100 Days to Write a Novel
A friend of mine has undertaken the task of writing a novel in 100 days. May I simply say, Bravo.
I say this in a very complimentary way, but because she’s writing a daily blog about it, it reminds me a little of “Julie and Julia”. I’m a little ashamed to admit that I’ve actually seen it, but my wife insisted, so I caved. Happy wife, happy life.
There’s bound to be a wide variety of varying opinions on a project like this. I think there are some serious considerations. My first concern would be the quality of work. If you’re rushing it, aren’t you doing a disservice to your art? Aren’t you risking producing a less-than-quality product because of some desire to finish something?
Bottom line, at the end of 100 days, she will have the first draft of a novel (I believe in her, by the way). That’s an amazing accomplishment, one thousands of “writers” have never accomplished. Most “writers” spend more time talking about writing than actually doing it. She is doing it.
It’s no secret where I stand on the issue of disciplined writing, the “habit of art” as Flannery O’Connor calls it.

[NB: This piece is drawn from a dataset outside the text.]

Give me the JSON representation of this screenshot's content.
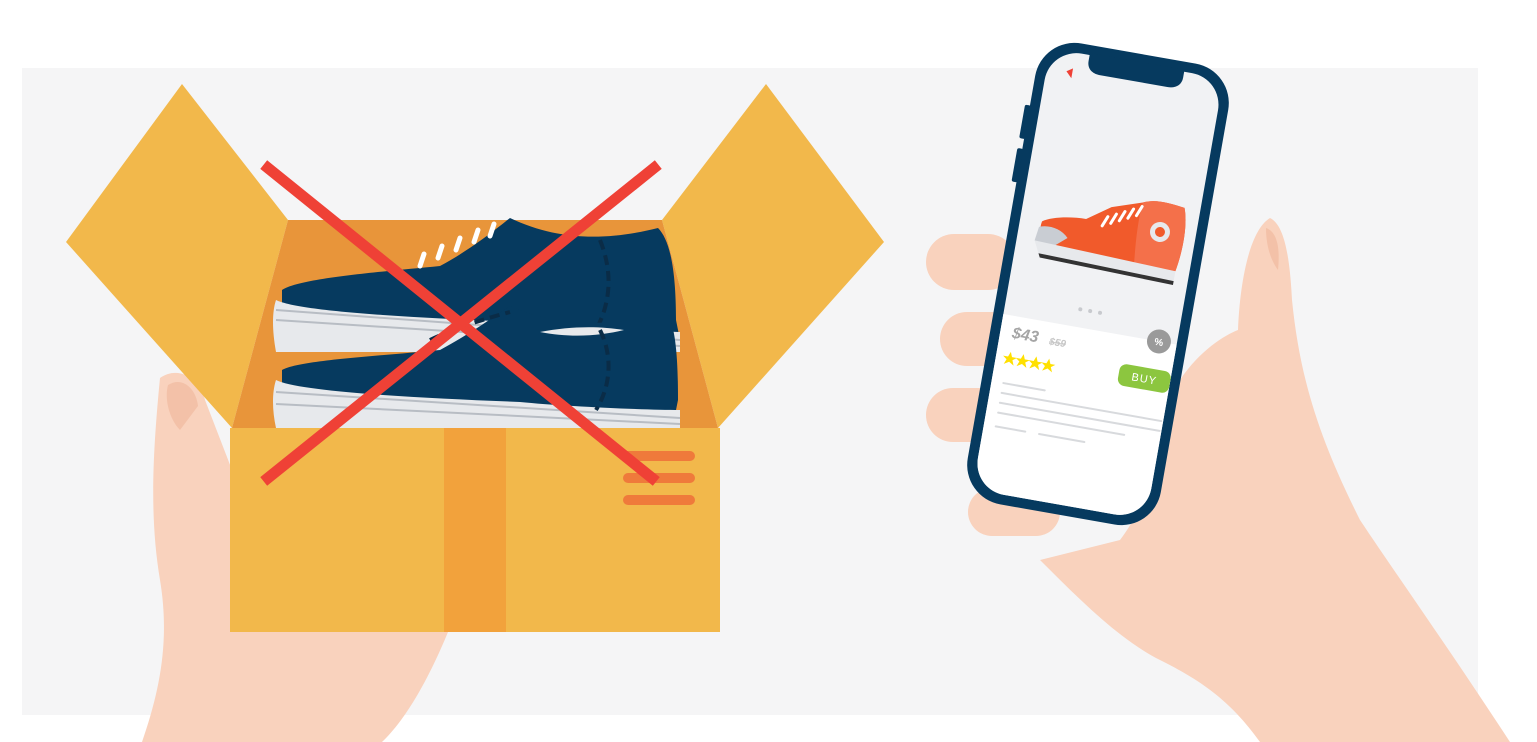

Of course, the next step is revision. Whether or not she’ll set a deadline for that is up to her. But I’m still very excited about this prospect, and I’ll say this: She’s got a good thing going.
Stephen King talks a little about the discipline of writing. In his book, On Writing, he mentions that the longer you’re not writing, the harder it is to get back in to it. The more diligent you are with writing every day (even if it’s a little bit), the more grounded you are in your fiction, in the fictive dream that you’re creating. Continuity comes more naturally. You don’t have to constantly double check each character’s eye color—you know it, because you’re living it.

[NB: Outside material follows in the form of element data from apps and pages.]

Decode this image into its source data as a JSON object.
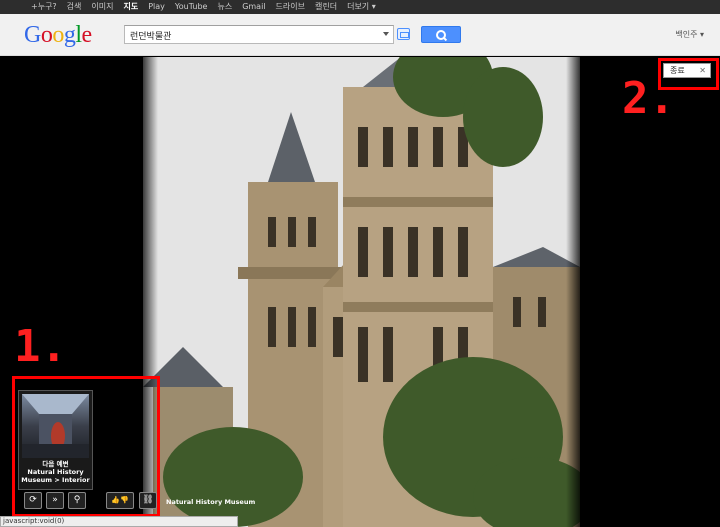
{
  "topbar": {
    "items": [
      "+누구?",
      "검색",
      "이미지",
      "지도",
      "Play",
      "YouTube",
      "뉴스",
      "Gmail",
      "드라이브",
      "캘린더",
      "더보기 ▾"
    ],
    "active_index": 3
  },
  "header": {
    "logo": "Google",
    "search_value": "런던박물관",
    "account": "백인주 ▾"
  },
  "viewer": {
    "thumbnail": {
      "title_line1": "다음 예변",
      "title_line2": "Natural History",
      "title_line3": "Museum > Interior"
    },
    "controls": [
      "⟳",
      "»",
      "⚲",
      "👍👎",
      "⛓"
    ],
    "caption": "Natural History Museum",
    "exit_label": "종료",
    "annotation_1": "1.",
    "annotation_2": "2."
  },
  "status": "javascript:void(0)",
  "colors": {
    "annotation": "#ff0000",
    "search_button": "#4d90fe",
    "topbar": "#2d2d2d"
  }
}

When you’ve got some time, stop by her blog and check it out. It’s worth it.